1Pet Insurance offered by MetLife Pet Insurance Solutions LLC is underwritten by Independence American Insurance Company (“IAIC”), a Delaware insurance company, headquartered at 485 Madison Avenue, NY, NY 10022, and Metropolitan General Insurance Company (“MetGen”), a Rhode Island insurance company, headquartered at 700 Quaker Lane, Warwick, RI 02886, in those states where MetGen’s policies are available. MetLife Pet Insurance Solutions LLC is the policy administrator authorized by IAIC and MetGen to offer and administer pet insurance policies. MetLife Pet Insurance Solutions LLC was previously known as PetFirst Healthcare, LLC and in some states continues to operate under that name pending approval of its application for a name change. The entity may operate under an alternate, assumed, and/or fictitious name in certain jurisdictions as approved, including MetLife Pet Insurance Services LLC (New York and Minnesota), MetLife Pet Insurance Solutions Agency LLC (Illinois), and such other alternate, assumed, or fictitious names approved by certain jurisdictions.

2Provided all terms of the policy are met. Application is subject to underwriting review and approval.

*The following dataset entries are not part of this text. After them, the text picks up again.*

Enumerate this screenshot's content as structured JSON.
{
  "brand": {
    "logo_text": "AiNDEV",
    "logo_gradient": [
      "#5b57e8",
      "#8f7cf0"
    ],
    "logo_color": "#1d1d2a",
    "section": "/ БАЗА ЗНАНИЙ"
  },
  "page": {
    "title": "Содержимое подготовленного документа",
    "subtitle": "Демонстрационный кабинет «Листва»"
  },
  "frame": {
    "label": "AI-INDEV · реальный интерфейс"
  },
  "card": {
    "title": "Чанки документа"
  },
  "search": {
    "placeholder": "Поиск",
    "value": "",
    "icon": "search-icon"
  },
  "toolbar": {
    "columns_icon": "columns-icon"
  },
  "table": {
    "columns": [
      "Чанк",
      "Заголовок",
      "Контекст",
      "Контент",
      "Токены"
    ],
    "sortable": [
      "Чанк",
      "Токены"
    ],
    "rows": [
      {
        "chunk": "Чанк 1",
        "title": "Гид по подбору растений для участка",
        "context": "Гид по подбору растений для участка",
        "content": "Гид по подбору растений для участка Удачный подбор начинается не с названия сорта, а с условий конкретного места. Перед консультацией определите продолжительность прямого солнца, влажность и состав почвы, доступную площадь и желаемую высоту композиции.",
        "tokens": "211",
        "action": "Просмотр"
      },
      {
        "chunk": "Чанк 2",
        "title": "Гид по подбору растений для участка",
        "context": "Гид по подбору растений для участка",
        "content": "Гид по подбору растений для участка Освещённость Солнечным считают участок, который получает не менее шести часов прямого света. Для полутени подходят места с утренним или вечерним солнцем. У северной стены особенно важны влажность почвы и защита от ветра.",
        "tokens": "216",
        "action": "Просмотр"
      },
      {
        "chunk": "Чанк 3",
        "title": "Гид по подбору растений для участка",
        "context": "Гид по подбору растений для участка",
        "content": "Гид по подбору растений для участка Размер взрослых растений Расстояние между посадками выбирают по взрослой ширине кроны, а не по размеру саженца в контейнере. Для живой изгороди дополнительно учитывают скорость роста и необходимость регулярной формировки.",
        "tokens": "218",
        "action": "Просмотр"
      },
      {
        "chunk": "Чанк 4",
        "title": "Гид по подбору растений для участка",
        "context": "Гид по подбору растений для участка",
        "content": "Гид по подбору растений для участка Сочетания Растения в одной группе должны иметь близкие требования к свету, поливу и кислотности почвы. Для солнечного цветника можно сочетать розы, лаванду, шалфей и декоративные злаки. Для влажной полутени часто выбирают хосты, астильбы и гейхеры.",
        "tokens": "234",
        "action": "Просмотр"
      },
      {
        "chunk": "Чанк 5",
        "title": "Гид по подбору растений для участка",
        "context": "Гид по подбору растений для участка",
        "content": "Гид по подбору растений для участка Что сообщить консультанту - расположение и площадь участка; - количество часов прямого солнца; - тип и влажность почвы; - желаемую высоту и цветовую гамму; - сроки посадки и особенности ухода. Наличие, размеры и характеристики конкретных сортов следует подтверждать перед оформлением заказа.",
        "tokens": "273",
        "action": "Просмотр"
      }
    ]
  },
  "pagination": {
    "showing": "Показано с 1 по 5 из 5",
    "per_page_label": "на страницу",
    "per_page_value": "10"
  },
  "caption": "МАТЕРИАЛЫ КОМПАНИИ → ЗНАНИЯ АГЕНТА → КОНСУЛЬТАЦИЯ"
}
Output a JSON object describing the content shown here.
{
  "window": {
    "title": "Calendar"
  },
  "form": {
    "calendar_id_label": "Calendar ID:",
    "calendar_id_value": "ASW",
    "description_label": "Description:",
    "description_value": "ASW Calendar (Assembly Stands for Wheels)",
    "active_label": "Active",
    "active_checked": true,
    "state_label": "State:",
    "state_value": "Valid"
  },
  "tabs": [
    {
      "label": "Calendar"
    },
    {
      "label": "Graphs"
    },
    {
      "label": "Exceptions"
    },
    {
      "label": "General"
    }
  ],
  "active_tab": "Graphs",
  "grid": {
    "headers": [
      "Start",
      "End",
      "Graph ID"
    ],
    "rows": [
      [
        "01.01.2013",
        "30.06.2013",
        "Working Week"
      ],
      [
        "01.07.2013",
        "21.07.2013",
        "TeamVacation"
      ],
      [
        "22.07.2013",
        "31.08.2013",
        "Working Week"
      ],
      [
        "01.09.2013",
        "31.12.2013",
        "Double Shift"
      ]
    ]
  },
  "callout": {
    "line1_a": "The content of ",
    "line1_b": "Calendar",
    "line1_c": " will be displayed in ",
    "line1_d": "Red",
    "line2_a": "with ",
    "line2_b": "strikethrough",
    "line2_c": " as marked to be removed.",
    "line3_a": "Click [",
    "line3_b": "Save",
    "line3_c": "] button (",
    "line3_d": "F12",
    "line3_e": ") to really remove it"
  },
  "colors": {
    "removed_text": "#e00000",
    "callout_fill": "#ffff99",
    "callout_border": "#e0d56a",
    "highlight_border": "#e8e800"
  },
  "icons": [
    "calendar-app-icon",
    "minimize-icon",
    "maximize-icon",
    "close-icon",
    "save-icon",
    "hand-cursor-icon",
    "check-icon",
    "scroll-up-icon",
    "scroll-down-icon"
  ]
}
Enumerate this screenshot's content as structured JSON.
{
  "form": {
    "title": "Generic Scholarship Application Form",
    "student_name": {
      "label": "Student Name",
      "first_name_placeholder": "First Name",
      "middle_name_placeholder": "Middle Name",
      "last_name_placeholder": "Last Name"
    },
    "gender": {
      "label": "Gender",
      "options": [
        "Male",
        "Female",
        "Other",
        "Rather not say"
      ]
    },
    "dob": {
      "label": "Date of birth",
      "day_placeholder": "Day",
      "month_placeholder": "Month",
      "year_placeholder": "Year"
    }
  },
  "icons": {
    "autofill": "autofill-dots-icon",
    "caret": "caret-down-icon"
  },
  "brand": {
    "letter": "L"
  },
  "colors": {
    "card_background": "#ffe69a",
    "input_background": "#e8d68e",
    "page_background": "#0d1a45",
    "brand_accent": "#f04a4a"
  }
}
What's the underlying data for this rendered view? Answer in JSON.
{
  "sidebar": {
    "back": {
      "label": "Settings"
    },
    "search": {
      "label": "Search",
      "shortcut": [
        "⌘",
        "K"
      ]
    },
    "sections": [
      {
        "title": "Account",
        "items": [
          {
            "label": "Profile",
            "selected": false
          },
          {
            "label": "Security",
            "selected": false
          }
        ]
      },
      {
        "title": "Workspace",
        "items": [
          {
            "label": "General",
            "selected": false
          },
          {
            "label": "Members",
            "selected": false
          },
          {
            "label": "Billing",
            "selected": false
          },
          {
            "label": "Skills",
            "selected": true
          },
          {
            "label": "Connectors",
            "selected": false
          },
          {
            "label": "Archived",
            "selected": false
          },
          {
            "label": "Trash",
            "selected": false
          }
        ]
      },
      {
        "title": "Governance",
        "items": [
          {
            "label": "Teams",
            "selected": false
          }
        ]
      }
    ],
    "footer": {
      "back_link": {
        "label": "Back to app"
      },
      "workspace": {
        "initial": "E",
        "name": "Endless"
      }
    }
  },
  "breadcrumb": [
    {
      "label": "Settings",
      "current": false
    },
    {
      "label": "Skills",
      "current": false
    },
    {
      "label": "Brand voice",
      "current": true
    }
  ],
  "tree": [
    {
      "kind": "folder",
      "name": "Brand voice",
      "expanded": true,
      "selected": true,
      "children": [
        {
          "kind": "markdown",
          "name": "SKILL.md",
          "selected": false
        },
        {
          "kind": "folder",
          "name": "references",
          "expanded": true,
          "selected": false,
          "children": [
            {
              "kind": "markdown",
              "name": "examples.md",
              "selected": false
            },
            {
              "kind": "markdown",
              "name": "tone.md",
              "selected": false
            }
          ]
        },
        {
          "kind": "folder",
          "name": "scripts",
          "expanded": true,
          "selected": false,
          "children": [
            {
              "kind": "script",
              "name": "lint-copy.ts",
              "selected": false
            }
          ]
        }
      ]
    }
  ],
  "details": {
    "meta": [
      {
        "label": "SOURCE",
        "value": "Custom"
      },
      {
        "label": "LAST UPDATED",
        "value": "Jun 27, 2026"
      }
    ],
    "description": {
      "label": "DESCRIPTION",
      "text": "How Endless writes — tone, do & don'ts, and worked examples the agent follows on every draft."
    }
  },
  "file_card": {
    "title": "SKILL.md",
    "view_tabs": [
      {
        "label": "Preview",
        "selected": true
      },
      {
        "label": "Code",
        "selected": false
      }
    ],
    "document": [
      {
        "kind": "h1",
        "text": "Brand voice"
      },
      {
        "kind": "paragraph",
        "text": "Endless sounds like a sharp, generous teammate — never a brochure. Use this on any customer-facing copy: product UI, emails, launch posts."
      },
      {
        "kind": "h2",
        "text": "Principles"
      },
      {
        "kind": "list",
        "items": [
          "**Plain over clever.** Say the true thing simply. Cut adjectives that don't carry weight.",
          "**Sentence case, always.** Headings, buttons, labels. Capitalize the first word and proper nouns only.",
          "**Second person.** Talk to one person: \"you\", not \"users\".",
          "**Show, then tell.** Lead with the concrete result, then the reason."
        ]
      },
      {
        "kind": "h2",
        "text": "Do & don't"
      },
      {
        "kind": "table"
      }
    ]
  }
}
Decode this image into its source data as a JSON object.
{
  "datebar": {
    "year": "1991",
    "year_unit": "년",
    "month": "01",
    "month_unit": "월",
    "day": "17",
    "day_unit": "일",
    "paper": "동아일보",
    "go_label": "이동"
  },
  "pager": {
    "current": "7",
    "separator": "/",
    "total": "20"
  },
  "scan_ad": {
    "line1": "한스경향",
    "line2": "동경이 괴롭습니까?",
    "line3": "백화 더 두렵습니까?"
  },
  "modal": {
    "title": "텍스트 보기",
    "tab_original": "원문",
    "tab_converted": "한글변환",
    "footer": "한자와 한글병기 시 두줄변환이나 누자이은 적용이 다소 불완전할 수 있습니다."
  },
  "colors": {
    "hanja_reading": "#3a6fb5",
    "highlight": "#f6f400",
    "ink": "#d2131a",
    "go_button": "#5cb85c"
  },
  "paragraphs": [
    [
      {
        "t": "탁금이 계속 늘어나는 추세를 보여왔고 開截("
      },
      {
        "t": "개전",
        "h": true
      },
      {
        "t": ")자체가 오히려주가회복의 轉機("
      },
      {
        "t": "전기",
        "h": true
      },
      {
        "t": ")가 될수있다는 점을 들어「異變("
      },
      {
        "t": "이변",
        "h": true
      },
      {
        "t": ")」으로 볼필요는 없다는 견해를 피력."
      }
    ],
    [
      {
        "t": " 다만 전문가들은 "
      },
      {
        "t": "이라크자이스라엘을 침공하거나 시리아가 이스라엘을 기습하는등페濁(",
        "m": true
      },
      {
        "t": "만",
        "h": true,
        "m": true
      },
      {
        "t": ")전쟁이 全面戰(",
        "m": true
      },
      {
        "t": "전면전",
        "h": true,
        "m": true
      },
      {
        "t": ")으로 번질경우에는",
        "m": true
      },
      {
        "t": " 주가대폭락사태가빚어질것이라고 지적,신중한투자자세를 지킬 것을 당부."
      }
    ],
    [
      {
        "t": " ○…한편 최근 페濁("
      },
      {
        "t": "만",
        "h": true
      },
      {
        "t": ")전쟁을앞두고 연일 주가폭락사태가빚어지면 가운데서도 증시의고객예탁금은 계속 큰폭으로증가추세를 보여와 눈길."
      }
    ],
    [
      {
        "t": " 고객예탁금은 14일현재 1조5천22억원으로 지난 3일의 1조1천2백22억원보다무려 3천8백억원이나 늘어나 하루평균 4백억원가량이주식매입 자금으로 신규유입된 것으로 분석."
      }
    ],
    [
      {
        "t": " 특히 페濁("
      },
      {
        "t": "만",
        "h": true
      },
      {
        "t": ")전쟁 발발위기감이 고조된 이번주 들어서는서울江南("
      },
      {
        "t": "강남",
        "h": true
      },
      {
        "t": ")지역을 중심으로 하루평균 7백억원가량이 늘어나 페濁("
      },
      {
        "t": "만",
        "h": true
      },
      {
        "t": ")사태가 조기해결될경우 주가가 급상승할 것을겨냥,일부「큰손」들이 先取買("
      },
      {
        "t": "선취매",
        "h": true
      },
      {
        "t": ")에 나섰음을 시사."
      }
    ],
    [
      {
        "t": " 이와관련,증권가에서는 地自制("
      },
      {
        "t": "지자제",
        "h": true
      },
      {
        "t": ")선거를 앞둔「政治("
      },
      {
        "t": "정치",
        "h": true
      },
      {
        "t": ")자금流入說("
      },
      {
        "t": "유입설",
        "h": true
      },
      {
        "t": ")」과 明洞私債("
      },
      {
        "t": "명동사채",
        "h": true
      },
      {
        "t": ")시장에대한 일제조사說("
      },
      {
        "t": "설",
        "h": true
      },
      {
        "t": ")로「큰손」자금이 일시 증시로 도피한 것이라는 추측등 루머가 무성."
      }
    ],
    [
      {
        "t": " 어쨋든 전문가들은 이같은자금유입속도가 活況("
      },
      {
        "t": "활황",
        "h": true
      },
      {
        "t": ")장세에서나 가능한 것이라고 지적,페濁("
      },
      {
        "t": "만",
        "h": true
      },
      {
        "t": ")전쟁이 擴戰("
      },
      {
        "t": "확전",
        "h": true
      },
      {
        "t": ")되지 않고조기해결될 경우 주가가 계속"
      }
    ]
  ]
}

Like most insurance policies, insurance policies issued by IAIC and MetGen contain certain deductibles, co-insurance, exclusions, exceptions, reductions, limitations, and terms for keeping them in force. For costs, complete details of coverage and exclusions, and a listing of approved states, please contact MetLife Pet Insurance Solutions LLC.    

3”Can Dogs Eat Eggs?,” American Kennel Club

4”Pet Emergency Statistics and Veterinary Costs,” Preventive Vet